### WORK TO COMPLETE
Please print every record below exactly as it appears, but leave out the pictures.
**** MATERIAL FOR THIS TASK
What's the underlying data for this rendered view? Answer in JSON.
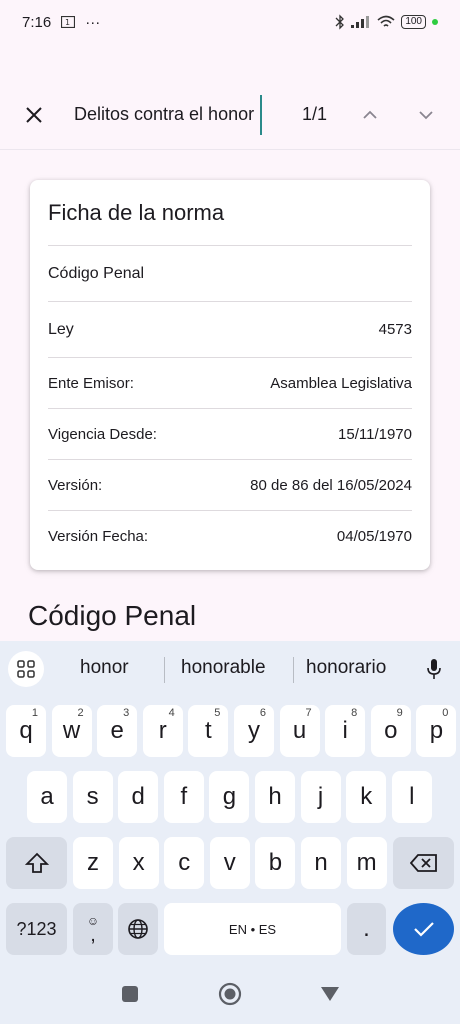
{
  "status_bar": {
    "time": "7:16",
    "dots": "···",
    "battery": "100"
  },
  "find_bar": {
    "query": "Delitos contra el honor",
    "match_count": "1/1"
  },
  "card": {
    "title": "Ficha de la norma",
    "norm_name": "Código Penal",
    "rows": [
      {
        "label": "Ley",
        "value": "4573"
      },
      {
        "label": "Ente Emisor:",
        "value": "Asamblea Legislativa"
      },
      {
        "label": "Vigencia Desde:",
        "value": "15/11/1970"
      },
      {
        "label": "Versión:",
        "value": "80 de 86 del 16/05/2024"
      },
      {
        "label": "Versión Fecha:",
        "value": "04/05/1970"
      }
    ]
  },
  "section_heading": "Código Penal",
  "keyboard": {
    "suggestions": [
      "honor",
      "honorable",
      "honorario"
    ],
    "row1": [
      {
        "k": "q",
        "h": "1"
      },
      {
        "k": "w",
        "h": "2"
      },
      {
        "k": "e",
        "h": "3"
      },
      {
        "k": "r",
        "h": "4"
      },
      {
        "k": "t",
        "h": "5"
      },
      {
        "k": "y",
        "h": "6"
      },
      {
        "k": "u",
        "h": "7"
      },
      {
        "k": "i",
        "h": "8"
      },
      {
        "k": "o",
        "h": "9"
      },
      {
        "k": "p",
        "h": "0"
      }
    ],
    "row2": [
      "a",
      "s",
      "d",
      "f",
      "g",
      "h",
      "j",
      "k",
      "l"
    ],
    "row3": [
      "z",
      "x",
      "c",
      "v",
      "b",
      "n",
      "m"
    ],
    "symbols_label": "?123",
    "comma_label": ",",
    "space_label": "EN • ES",
    "period_label": "."
  },
  "colors": {
    "accent": "#1f68c9",
    "background": "#fdf5fb",
    "keyboard": "#e9eef7"
  }
}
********
### ANSWER AREA
What's the underlying data for this rendered view? Answer in JSON.
{
  "status_bar": {
    "time": "7:16",
    "dots": "···",
    "battery": "100"
  },
  "find_bar": {
    "query": "Delitos contra el honor",
    "match_count": "1/1"
  },
  "card": {
    "title": "Ficha de la norma",
    "norm_name": "Código Penal",
    "rows": [
      {
        "label": "Ley",
        "value": "4573"
      },
      {
        "label": "Ente Emisor:",
        "value": "Asamblea Legislativa"
      },
      {
        "label": "Vigencia Desde:",
        "value": "15/11/1970"
      },
      {
        "label": "Versión:",
        "value": "80 de 86 del 16/05/2024"
      },
      {
        "label": "Versión Fecha:",
        "value": "04/05/1970"
      }
    ]
  },
  "section_heading": "Código Penal",
  "keyboard": {
    "suggestions": [
      "honor",
      "honorable",
      "honorario"
    ],
    "row1": [
      {
        "k": "q",
        "h": "1"
      },
      {
        "k": "w",
        "h": "2"
      },
      {
        "k": "e",
        "h": "3"
      },
      {
        "k": "r",
        "h": "4"
      },
      {
        "k": "t",
        "h": "5"
      },
      {
        "k": "y",
        "h": "6"
      },
      {
        "k": "u",
        "h": "7"
      },
      {
        "k": "i",
        "h": "8"
      },
      {
        "k": "o",
        "h": "9"
      },
      {
        "k": "p",
        "h": "0"
      }
    ],
    "row2": [
      "a",
      "s",
      "d",
      "f",
      "g",
      "h",
      "j",
      "k",
      "l"
    ],
    "row3": [
      "z",
      "x",
      "c",
      "v",
      "b",
      "n",
      "m"
    ],
    "symbols_label": "?123",
    "comma_label": ",",
    "space_label": "EN • ES",
    "period_label": "."
  },
  "colors": {
    "accent": "#1f68c9",
    "background": "#fdf5fb",
    "keyboard": "#e9eef7"
  }
}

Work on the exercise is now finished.